In our headlong rush into personalized digital worlds—apps to replace the grocery store, Kindles to replace the library, blog forums to replace the town hall—concerts and festivals yank us back, even just temporarily, to shared experience. There’s something breathtaking about seeing 10,000 people sway side to side, or jump up and down, on the same beat. And it feels, well, normal, to sit in the grass surrounded by strange faces without immediately swiping left or right.
While occasions like Coachella, or your Friday night jam band, offer the obvious allure of sex, drugs and rock and roll, the appeal extends to something more fundamental. We want to be together. We want to let go of the ego that rationalizes who we ‘are’ and why we are ‘different’. We want to move. Some of us even want to rip our shirts off in the mosh pit... which makes sense conceptually…
Celebrity status appeals to some more than others, but there undeniably must be a rush associated with creating a shared experience for a massive audience. From Father John Misty acting out a semi-erotic fantasy onstage, to Madeon faking his own death and rebirth just before the beat drops on his hit single, artists get to take the crowd on a ride through their imagination. And we each willingly leave our own private experience of the music to temporarily live it together.

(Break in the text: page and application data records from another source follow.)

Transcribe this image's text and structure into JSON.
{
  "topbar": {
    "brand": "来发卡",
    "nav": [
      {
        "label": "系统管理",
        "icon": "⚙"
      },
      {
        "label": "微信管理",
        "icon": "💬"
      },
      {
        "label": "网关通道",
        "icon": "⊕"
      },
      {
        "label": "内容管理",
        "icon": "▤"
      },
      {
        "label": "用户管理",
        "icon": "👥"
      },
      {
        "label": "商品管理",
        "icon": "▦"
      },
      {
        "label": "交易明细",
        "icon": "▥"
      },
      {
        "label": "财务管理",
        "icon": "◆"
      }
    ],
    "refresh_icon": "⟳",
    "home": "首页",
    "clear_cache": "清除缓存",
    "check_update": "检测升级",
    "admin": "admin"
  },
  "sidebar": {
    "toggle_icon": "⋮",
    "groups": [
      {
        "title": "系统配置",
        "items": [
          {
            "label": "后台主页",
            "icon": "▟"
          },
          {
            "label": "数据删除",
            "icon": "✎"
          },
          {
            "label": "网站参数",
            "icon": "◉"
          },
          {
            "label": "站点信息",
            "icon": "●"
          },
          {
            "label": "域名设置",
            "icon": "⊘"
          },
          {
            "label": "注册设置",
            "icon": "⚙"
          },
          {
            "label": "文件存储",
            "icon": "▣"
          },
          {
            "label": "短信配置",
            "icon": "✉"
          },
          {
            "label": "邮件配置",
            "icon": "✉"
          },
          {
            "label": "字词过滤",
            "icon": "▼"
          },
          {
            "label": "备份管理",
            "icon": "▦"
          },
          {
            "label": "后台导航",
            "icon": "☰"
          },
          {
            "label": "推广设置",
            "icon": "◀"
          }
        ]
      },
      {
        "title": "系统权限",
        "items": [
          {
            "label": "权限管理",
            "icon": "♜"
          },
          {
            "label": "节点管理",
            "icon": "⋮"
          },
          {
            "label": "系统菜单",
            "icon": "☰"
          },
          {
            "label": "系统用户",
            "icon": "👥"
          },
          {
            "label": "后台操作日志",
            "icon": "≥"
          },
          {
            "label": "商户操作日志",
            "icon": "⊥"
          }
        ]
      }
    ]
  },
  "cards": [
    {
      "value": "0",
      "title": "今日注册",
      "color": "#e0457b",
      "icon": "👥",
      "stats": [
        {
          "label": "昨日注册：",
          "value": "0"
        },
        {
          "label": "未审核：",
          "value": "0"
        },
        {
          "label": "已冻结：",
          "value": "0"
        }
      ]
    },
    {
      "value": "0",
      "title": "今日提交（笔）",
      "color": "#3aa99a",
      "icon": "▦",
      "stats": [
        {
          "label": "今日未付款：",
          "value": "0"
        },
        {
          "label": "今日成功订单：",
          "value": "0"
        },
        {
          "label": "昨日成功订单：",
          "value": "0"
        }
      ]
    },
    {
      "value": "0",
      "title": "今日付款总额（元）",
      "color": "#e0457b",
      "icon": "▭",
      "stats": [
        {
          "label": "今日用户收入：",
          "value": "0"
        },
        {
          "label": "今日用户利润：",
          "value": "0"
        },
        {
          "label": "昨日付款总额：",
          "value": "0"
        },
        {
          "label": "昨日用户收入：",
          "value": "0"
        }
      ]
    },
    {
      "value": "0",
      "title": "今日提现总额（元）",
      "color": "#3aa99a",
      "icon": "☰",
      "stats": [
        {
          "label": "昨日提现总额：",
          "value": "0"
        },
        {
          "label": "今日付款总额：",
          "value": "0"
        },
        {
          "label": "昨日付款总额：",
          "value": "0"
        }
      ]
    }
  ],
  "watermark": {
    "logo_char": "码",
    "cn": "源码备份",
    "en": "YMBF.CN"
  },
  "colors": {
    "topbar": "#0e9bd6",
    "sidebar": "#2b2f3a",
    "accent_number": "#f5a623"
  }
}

There are certainly nobler forms of shared experience—thoughtful protest, charity events, civic debate—but if festivals wake us up to the people around us, then even this Dionysian end of the spectrum is worthwhile. We may not be changing the world while we groove, but at least we’re reminded that there is a communal world out there and maybe we bring some of that back to 'real world'. The world certainly wouldn't be a worse place if we all hopped to the same beat every once in a while.